Freelance Writer

"I got lapped in my last five races," said Julio DeFranco. "Now I get a medal in every competition!"

After a miserable showing at Nationals, the men’s swim team at Harmony University decided to change tactics and start the first all-men’s synchronized swim team.

“We come from the generation that refuses to accept failure,” said team captain Chad Snook. “We’re innovators and we saw a chance to win something!”

As the only NCAA team competing in the category, they have been unchallenged all season and remained at the top of their newly chosen sport.

“This stuff ain’t easy, you know,” said Ruark Beauchamp. “You can’t touch the bottom and sometimes you gotta hold your breath for a really long time!”

When asked what he likes most about synchronized swimming William Shannon replied, “Ballet legs. I know that sounds kind of, you know, but I like them. It flatters my musculature.”

When Harmony’s team initially entered competitions they met with resistance. As leaders of Harmony’s nationally ranked women’s team, Brittany Smith and Melanie Bartlett expressed displeasure with the all-male group arguing that this was one of the few sports managed by and created for women.

“Like, I can’t believe that these guys think they can water dance better than us!” said Bartlett. “They have all the other popular sports. Why can’t they leave us synchronized swimming?”

Harmony may inspire other schools to adopt sport-swapping when teams confront failure. The men of synchronized swim team hope so. At first, the decision was met with disbelief and a few members left the team to join the water polo squad, but most decided to give it a shot and their all.

“We were raised to expect a trophy at every competition,” said one Harmony team member. “In college sports, only the winners receive credit for the victory. That’s a total rip off after all the tuition we pay. We just found creative way to get fairness.”

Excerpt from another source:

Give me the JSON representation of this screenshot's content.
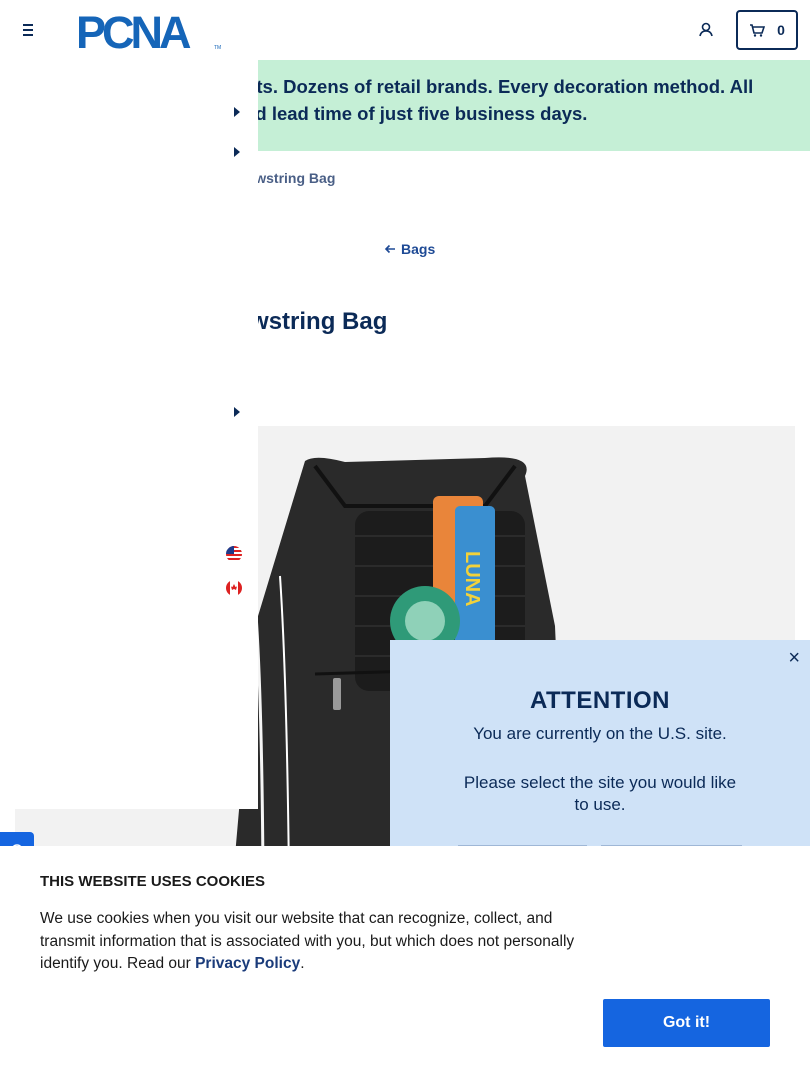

Coach Riley Commodore stated in an interview, “I think this gives the men an opportunity to express themselves in another way and has been a truly eye-opening experience for me and the whole team. This is exactly the reason Title IX was invented. It’s really given us an appreciation for the little ladies on the girl’s team.”